-- TASK MATERIAL follows --

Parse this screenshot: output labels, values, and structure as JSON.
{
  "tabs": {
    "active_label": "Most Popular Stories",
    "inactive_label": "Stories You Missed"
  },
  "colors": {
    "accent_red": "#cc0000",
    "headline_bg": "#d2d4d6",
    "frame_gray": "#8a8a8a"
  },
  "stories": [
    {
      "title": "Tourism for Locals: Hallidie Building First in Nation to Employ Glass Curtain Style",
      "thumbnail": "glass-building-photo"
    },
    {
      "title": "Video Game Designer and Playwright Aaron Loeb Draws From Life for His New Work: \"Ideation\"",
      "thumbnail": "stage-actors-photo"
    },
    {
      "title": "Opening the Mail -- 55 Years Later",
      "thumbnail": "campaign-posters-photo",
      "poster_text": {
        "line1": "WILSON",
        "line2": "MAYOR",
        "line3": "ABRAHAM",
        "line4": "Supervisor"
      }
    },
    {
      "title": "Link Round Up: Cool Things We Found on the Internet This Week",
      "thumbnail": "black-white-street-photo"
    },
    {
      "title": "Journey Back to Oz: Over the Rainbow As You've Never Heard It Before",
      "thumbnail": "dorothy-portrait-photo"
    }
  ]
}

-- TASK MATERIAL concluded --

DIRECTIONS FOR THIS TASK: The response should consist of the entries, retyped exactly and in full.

ANSWER FOR THIS EXERCISE:
Parse this screenshot: output labels, values, and structure as JSON.
{
  "tabs": {
    "active_label": "Most Popular Stories",
    "inactive_label": "Stories You Missed"
  },
  "colors": {
    "accent_red": "#cc0000",
    "headline_bg": "#d2d4d6",
    "frame_gray": "#8a8a8a"
  },
  "stories": [
    {
      "title": "Tourism for Locals: Hallidie Building First in Nation to Employ Glass Curtain Style",
      "thumbnail": "glass-building-photo"
    },
    {
      "title": "Video Game Designer and Playwright Aaron Loeb Draws From Life for His New Work: \"Ideation\"",
      "thumbnail": "stage-actors-photo"
    },
    {
      "title": "Opening the Mail -- 55 Years Later",
      "thumbnail": "campaign-posters-photo",
      "poster_text": {
        "line1": "WILSON",
        "line2": "MAYOR",
        "line3": "ABRAHAM",
        "line4": "Supervisor"
      }
    },
    {
      "title": "Link Round Up: Cool Things We Found on the Internet This Week",
      "thumbnail": "black-white-street-photo"
    },
    {
      "title": "Journey Back to Oz: Over the Rainbow As You've Never Heard It Before",
      "thumbnail": "dorothy-portrait-photo"
    }
  ]
}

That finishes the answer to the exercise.